= Task details =
Start to finish, the listing must be rewritten exactly.

= Available data =

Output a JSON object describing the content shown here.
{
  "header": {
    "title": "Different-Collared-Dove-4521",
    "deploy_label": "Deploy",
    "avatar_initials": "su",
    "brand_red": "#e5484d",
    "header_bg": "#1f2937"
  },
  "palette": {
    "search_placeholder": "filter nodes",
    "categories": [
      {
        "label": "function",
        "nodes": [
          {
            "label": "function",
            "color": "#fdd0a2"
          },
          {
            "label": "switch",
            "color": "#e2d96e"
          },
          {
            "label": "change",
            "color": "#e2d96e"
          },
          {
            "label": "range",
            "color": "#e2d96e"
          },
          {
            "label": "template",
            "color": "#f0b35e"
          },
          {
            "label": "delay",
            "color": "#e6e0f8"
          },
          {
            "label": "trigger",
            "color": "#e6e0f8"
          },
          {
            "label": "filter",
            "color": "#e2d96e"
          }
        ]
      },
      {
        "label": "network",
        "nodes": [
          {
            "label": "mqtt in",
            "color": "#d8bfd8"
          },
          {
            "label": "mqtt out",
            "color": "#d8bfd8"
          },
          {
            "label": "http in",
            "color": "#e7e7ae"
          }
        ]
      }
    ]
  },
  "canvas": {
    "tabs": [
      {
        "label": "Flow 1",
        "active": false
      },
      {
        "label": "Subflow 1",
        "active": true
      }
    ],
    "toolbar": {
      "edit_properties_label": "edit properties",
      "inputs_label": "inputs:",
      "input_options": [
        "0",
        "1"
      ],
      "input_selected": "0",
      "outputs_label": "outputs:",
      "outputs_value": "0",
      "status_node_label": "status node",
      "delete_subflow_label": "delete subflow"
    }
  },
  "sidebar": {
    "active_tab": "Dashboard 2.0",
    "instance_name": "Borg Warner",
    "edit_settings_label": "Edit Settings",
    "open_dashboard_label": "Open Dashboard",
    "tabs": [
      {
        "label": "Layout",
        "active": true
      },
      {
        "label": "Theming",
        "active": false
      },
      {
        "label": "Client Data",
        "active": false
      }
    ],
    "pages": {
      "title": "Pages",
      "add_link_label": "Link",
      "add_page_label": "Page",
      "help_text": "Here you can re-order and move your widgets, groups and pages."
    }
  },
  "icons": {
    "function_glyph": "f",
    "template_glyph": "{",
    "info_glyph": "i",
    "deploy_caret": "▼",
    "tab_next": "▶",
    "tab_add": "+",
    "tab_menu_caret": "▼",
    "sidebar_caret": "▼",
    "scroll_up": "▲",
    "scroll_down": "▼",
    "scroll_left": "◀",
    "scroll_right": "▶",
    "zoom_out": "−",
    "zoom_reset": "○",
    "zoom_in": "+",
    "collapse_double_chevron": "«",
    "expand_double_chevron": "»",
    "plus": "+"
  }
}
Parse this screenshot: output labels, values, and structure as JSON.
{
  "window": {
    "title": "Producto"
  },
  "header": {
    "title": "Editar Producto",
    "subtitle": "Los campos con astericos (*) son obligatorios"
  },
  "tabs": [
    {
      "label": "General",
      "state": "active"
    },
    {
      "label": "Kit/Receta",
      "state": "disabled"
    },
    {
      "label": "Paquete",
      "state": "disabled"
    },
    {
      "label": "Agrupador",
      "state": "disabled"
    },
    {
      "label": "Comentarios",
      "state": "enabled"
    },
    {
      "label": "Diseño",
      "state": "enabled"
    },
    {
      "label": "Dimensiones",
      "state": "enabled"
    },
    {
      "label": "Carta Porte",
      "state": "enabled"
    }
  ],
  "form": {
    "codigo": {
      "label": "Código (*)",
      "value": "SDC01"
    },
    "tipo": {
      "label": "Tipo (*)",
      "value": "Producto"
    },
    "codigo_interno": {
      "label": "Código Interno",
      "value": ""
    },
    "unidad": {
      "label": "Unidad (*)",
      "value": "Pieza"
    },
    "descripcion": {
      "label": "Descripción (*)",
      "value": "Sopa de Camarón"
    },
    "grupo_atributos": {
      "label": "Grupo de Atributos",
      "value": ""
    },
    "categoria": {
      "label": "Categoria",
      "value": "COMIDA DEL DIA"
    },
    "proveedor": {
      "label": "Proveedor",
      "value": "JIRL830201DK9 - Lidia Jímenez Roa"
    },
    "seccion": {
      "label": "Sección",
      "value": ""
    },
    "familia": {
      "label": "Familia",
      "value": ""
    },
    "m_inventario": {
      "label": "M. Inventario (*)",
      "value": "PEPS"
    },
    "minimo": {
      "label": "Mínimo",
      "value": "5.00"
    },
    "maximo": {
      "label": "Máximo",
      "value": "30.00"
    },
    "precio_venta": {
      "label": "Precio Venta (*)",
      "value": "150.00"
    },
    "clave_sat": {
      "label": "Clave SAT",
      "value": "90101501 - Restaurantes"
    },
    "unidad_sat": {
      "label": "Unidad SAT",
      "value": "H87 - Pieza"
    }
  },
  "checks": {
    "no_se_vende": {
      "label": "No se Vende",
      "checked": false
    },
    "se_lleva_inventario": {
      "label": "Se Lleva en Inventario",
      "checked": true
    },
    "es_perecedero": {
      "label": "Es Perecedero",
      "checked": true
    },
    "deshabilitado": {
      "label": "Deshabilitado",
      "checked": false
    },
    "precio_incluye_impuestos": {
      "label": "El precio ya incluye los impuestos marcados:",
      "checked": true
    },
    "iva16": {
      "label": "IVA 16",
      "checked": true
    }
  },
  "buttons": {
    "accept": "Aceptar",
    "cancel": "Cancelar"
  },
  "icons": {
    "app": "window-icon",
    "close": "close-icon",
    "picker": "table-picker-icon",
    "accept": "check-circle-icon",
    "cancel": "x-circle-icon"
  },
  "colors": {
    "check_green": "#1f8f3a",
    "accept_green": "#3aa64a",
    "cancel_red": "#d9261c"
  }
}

= Task result =
Output a JSON object describing the content shown here.
{
  "header": {
    "title": "Different-Collared-Dove-4521",
    "deploy_label": "Deploy",
    "avatar_initials": "su",
    "brand_red": "#e5484d",
    "header_bg": "#1f2937"
  },
  "palette": {
    "search_placeholder": "filter nodes",
    "categories": [
      {
        "label": "function",
        "nodes": [
          {
            "label": "function",
            "color": "#fdd0a2"
          },
          {
            "label": "switch",
            "color": "#e2d96e"
          },
          {
            "label": "change",
            "color": "#e2d96e"
          },
          {
            "label": "range",
            "color": "#e2d96e"
          },
          {
            "label": "template",
            "color": "#f0b35e"
          },
          {
            "label": "delay",
            "color": "#e6e0f8"
          },
          {
            "label": "trigger",
            "color": "#e6e0f8"
          },
          {
            "label": "filter",
            "color": "#e2d96e"
          }
        ]
      },
      {
        "label": "network",
        "nodes": [
          {
            "label": "mqtt in",
            "color": "#d8bfd8"
          },
          {
            "label": "mqtt out",
            "color": "#d8bfd8"
          },
          {
            "label": "http in",
            "color": "#e7e7ae"
          }
        ]
      }
    ]
  },
  "canvas": {
    "tabs": [
      {
        "label": "Flow 1",
        "active": false
      },
      {
        "label": "Subflow 1",
        "active": true
      }
    ],
    "toolbar": {
      "edit_properties_label": "edit properties",
      "inputs_label": "inputs:",
      "input_options": [
        "0",
        "1"
      ],
      "input_selected": "0",
      "outputs_label": "outputs:",
      "outputs_value": "0",
      "status_node_label": "status node",
      "delete_subflow_label": "delete subflow"
    }
  },
  "sidebar": {
    "active_tab": "Dashboard 2.0",
    "instance_name": "Borg Warner",
    "edit_settings_label": "Edit Settings",
    "open_dashboard_label": "Open Dashboard",
    "tabs": [
      {
        "label": "Layout",
        "active": true
      },
      {
        "label": "Theming",
        "active": false
      },
      {
        "label": "Client Data",
        "active": false
      }
    ],
    "pages": {
      "title": "Pages",
      "add_link_label": "Link",
      "add_page_label": "Page",
      "help_text": "Here you can re-order and move your widgets, groups and pages."
    }
  },
  "icons": {
    "function_glyph": "f",
    "template_glyph": "{",
    "info_glyph": "i",
    "deploy_caret": "▼",
    "tab_next": "▶",
    "tab_add": "+",
    "tab_menu_caret": "▼",
    "sidebar_caret": "▼",
    "scroll_up": "▲",
    "scroll_down": "▼",
    "scroll_left": "◀",
    "scroll_right": "▶",
    "zoom_out": "−",
    "zoom_reset": "○",
    "zoom_in": "+",
    "collapse_double_chevron": "«",
    "expand_double_chevron": "»",
    "plus": "+"
  }
}
Parse this screenshot: output labels, values, and structure as JSON.
{
  "window": {
    "title": "Producto"
  },
  "header": {
    "title": "Editar Producto",
    "subtitle": "Los campos con astericos (*) son obligatorios"
  },
  "tabs": [
    {
      "label": "General",
      "state": "active"
    },
    {
      "label": "Kit/Receta",
      "state": "disabled"
    },
    {
      "label": "Paquete",
      "state": "disabled"
    },
    {
      "label": "Agrupador",
      "state": "disabled"
    },
    {
      "label": "Comentarios",
      "state": "enabled"
    },
    {
      "label": "Diseño",
      "state": "enabled"
    },
    {
      "label": "Dimensiones",
      "state": "enabled"
    },
    {
      "label": "Carta Porte",
      "state": "enabled"
    }
  ],
  "form": {
    "codigo": {
      "label": "Código (*)",
      "value": "SDC01"
    },
    "tipo": {
      "label": "Tipo (*)",
      "value": "Producto"
    },
    "codigo_interno": {
      "label": "Código Interno",
      "value": ""
    },
    "unidad": {
      "label": "Unidad (*)",
      "value": "Pieza"
    },
    "descripcion": {
      "label": "Descripción (*)",
      "value": "Sopa de Camarón"
    },
    "grupo_atributos": {
      "label": "Grupo de Atributos",
      "value": ""
    },
    "categoria": {
      "label": "Categoria",
      "value": "COMIDA DEL DIA"
    },
    "proveedor": {
      "label": "Proveedor",
      "value": "JIRL830201DK9 - Lidia Jímenez Roa"
    },
    "seccion": {
      "label": "Sección",
      "value": ""
    },
    "familia": {
      "label": "Familia",
      "value": ""
    },
    "m_inventario": {
      "label": "M. Inventario (*)",
      "value": "PEPS"
    },
    "minimo": {
      "label": "Mínimo",
      "value": "5.00"
    },
    "maximo": {
      "label": "Máximo",
      "value": "30.00"
    },
    "precio_venta": {
      "label": "Precio Venta (*)",
      "value": "150.00"
    },
    "clave_sat": {
      "label": "Clave SAT",
      "value": "90101501 - Restaurantes"
    },
    "unidad_sat": {
      "label": "Unidad SAT",
      "value": "H87 - Pieza"
    }
  },
  "checks": {
    "no_se_vende": {
      "label": "No se Vende",
      "checked": false
    },
    "se_lleva_inventario": {
      "label": "Se Lleva en Inventario",
      "checked": true
    },
    "es_perecedero": {
      "label": "Es Perecedero",
      "checked": true
    },
    "deshabilitado": {
      "label": "Deshabilitado",
      "checked": false
    },
    "precio_incluye_impuestos": {
      "label": "El precio ya incluye los impuestos marcados:",
      "checked": true
    },
    "iva16": {
      "label": "IVA 16",
      "checked": true
    }
  },
  "buttons": {
    "accept": "Aceptar",
    "cancel": "Cancelar"
  },
  "icons": {
    "app": "window-icon",
    "close": "close-icon",
    "picker": "table-picker-icon",
    "accept": "check-circle-icon",
    "cancel": "x-circle-icon"
  },
  "colors": {
    "check_green": "#1f8f3a",
    "accept_green": "#3aa64a",
    "cancel_red": "#d9261c"
  }
}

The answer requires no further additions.